Hammer’s stores got their start in Guntersville, Alabama, in 1941.

A.B. Hammer Sr., whose background in retail stretched back to old line stores like Dobson’s and Watson’s in Knoxville, rented an empty building in Guntersville and put in salvage stock to sell out.

With the help of his son, Bernard Jr., the store grew, and before long his other children and their spouses started other locations in North Alabama and Tennessee.

In addition to Earl, store locations have been owned and operated by A.B. Hammer Jr., Bob Hammer Sr., Helen Hammer Kern, Emily Hammer Hall and Fred Hammer.

Over the years, the children and grandchildren of the original owners have entered the business, introducing new locations but always keeping true to the original idea that Hammers’ is a bargain hunter’s paradise.

Mr. Hammer is survived by his children, Karol Stephens of Fayetteville, Georgia, Kimberly (Brad) Clayton of Decatur, Alabama, Jonathan Hammer of Winchester, Jennifer (Larry) Love of Sevierville, and Josh (Jonanne) Hammer of Estill Springs; 16 grandchildren; four great-grandchildren; siblings, Helen Kern of Scottsboro, Alabama, Emily Hall of Bridgeport, Alabama, Fred (Vera) Hammer of Albertville, Alabama, and Bobby (Wanda) Hammer of Albertville, Alabama; half-siblings, Arthur Hammer of Phoenix, Arizona, Frank Hammer of Hawthorne, Nevada, Alvin Hammer of Knoxville, Marshall Hammer of Knoxville, John Hammer of Knoxville, Wiley Hammer of Knoxville, Sarah Asbury of Wytheville, Virginia, and Grace Hammer of Flora, Indiana; and sister-in-law, Helen Hammer of Clinton.

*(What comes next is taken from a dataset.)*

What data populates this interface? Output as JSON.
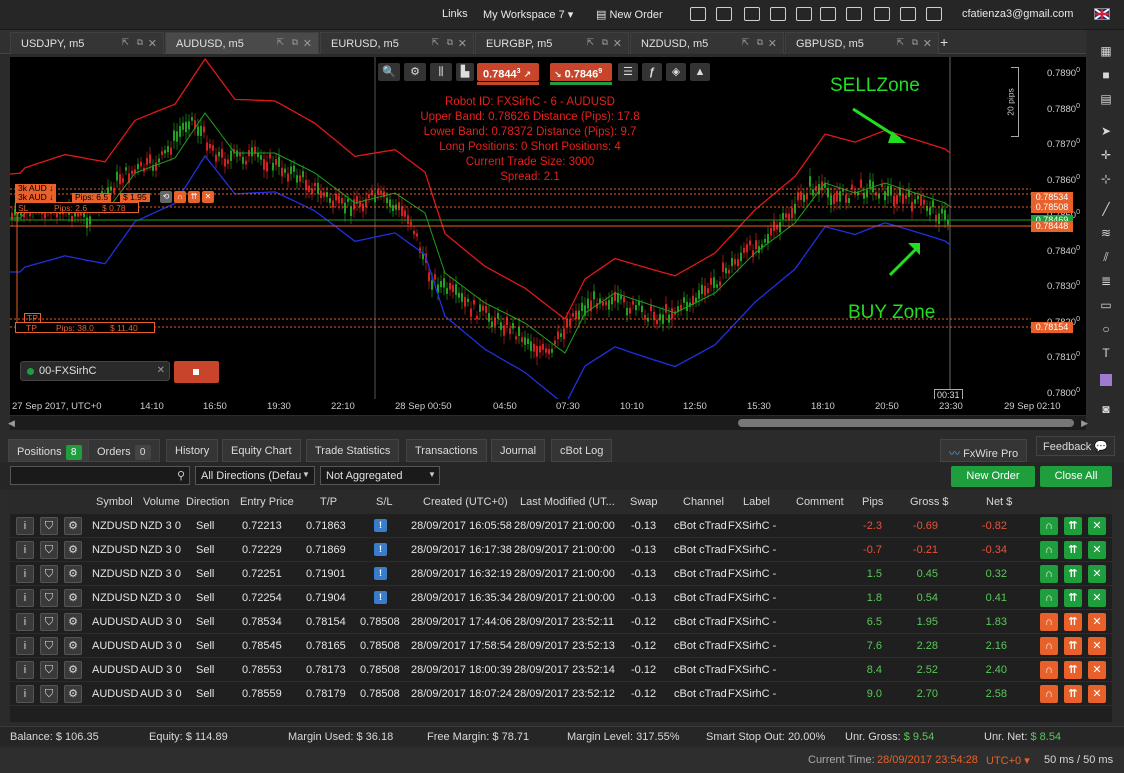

Arrangements were incomplete by Tuesday’s press deadline and will be announced by Moore-Cortner Funeral Home as soon as they become available.